Tari Kelley is sensational as Reno Sweeney. She has the big, brassy voice needed for the role, and comic timing that reminds one of Carol Burnett. She and Bret Shuford (Billy) in "You're The Top," and Shuford and Tom Beckett (Moonface) in "Friendship" are two highlights, for in these numbers they show great fun in what they are doing, and such a love for the audience. Bret Shuford has a lovely tenor voice and smooth dancing as Billy Crocker. He plays well off of Tari Kelley, establishing a fun relationship that is platonic rather than romantic. It is an odd choice that Shuford switches into his falsetto so much in "Easy To Love," which is one of the two prettiest melodies in the show (the other being "All Through The Night"). Other than that, he provides a very solid performance. Tom Beckett as clumsy mobster Moonface Martin is at his comic best in "Be Like The Bluebird." Wynn Harmon really finds the comedy in his role as Lord Evelyn Oakleigh as he struggles to assimilate modern American slang and customs. This can be a somewhat dry role, but he has found a way to make it quite fun. Ron deStefano puzzlingly never seems to nail his character as the Purser. The only consistent marker he has is that he talks in a loud and forward-placed speaking voice. Character actor Richard Vida has such strong acting presence and dancing skills that one wishes there were more meat to his role as the Captain.

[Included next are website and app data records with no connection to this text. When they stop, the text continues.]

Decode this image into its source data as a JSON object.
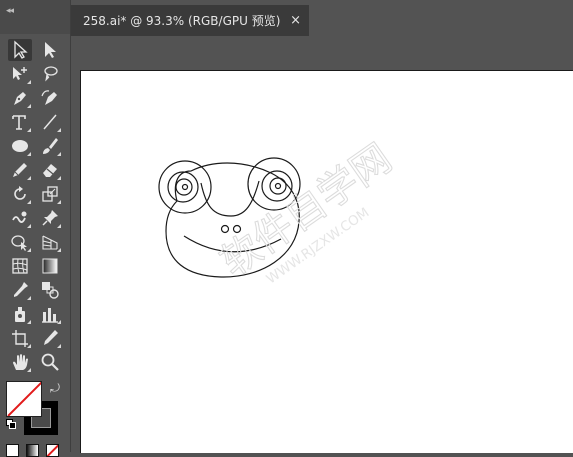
{
  "document": {
    "tab_title": "258.ai* @ 93.3% (RGB/GPU 预览)",
    "close_glyph": "×"
  },
  "tools": [
    {
      "name": "selection-tool",
      "icon": "arrow-outline-icon",
      "selected": true
    },
    {
      "name": "direct-selection-tool",
      "icon": "arrow-filled-icon"
    },
    {
      "name": "magic-wand-tool",
      "icon": "magic-wand-icon"
    },
    {
      "name": "lasso-tool",
      "icon": "lasso-icon"
    },
    {
      "name": "pen-tool",
      "icon": "pen-icon"
    },
    {
      "name": "curvature-tool",
      "icon": "curvature-pen-icon"
    },
    {
      "name": "type-tool",
      "icon": "type-icon"
    },
    {
      "name": "line-segment-tool",
      "icon": "line-icon"
    },
    {
      "name": "ellipse-tool",
      "icon": "ellipse-icon"
    },
    {
      "name": "paintbrush-tool",
      "icon": "paintbrush-icon"
    },
    {
      "name": "pencil-tool",
      "icon": "pencil-icon"
    },
    {
      "name": "eraser-tool",
      "icon": "eraser-icon"
    },
    {
      "name": "rotate-tool",
      "icon": "rotate-icon"
    },
    {
      "name": "scale-tool",
      "icon": "scale-icon"
    },
    {
      "name": "warp-tool",
      "icon": "warp-icon"
    },
    {
      "name": "puppet-warp-tool",
      "icon": "pin-icon"
    },
    {
      "name": "shape-builder-tool",
      "icon": "shape-builder-icon"
    },
    {
      "name": "perspective-grid-tool",
      "icon": "perspective-grid-icon"
    },
    {
      "name": "mesh-tool",
      "icon": "mesh-icon"
    },
    {
      "name": "gradient-tool",
      "icon": "gradient-icon"
    },
    {
      "name": "eyedropper-tool",
      "icon": "eyedropper-icon"
    },
    {
      "name": "blend-tool",
      "icon": "blend-icon"
    },
    {
      "name": "symbol-sprayer-tool",
      "icon": "symbol-sprayer-icon"
    },
    {
      "name": "column-graph-tool",
      "icon": "bar-graph-icon"
    },
    {
      "name": "artboard-tool",
      "icon": "artboard-icon"
    },
    {
      "name": "slice-tool",
      "icon": "slice-icon"
    },
    {
      "name": "hand-tool",
      "icon": "hand-icon"
    },
    {
      "name": "zoom-tool",
      "icon": "zoom-icon"
    }
  ],
  "colors": {
    "ui_background": "#535353",
    "tab_active": "#3a3a3a",
    "artboard": "#ffffff",
    "none_swatch_slash": "#e21b1b",
    "stroke_color": "#000000",
    "watermark": "#e2e2e2"
  },
  "watermark": {
    "text_line1": "软件自学网",
    "text_line2": "WWW.RJZXW.COM"
  }
}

Anything Goes will be appearing at the Maltz Jupiter Theatre through March 28, 2010. The Maltz Jupiter Theatre is a 550-seat, nonprofit, community-based Equity regional theatre belonging to the League of Resident Theatres, and the Florida Professional Theatre Association. This theatre employees both local and non-local Equity and non-union cast and crew members. The theatre is located at 1001 Indiantown Rd. (just off of A1A) in Jupiter, FL. For tickets and complete information on the theatre's offerings, contact them by phone at 561/ 575-3332 or 800/ 445-1666, and online at www.jupitertheatre.org.
*Designates member of Actors' Equity Association: the Union of Professional Actors and Stage Managers in the United States.
**Designates member of the Stage Directors and Choreographers Society, an independent national labor union.
***Designates member of the United Scenic Artists, a labor union and professional association of Designers, Artists and Craftspeople.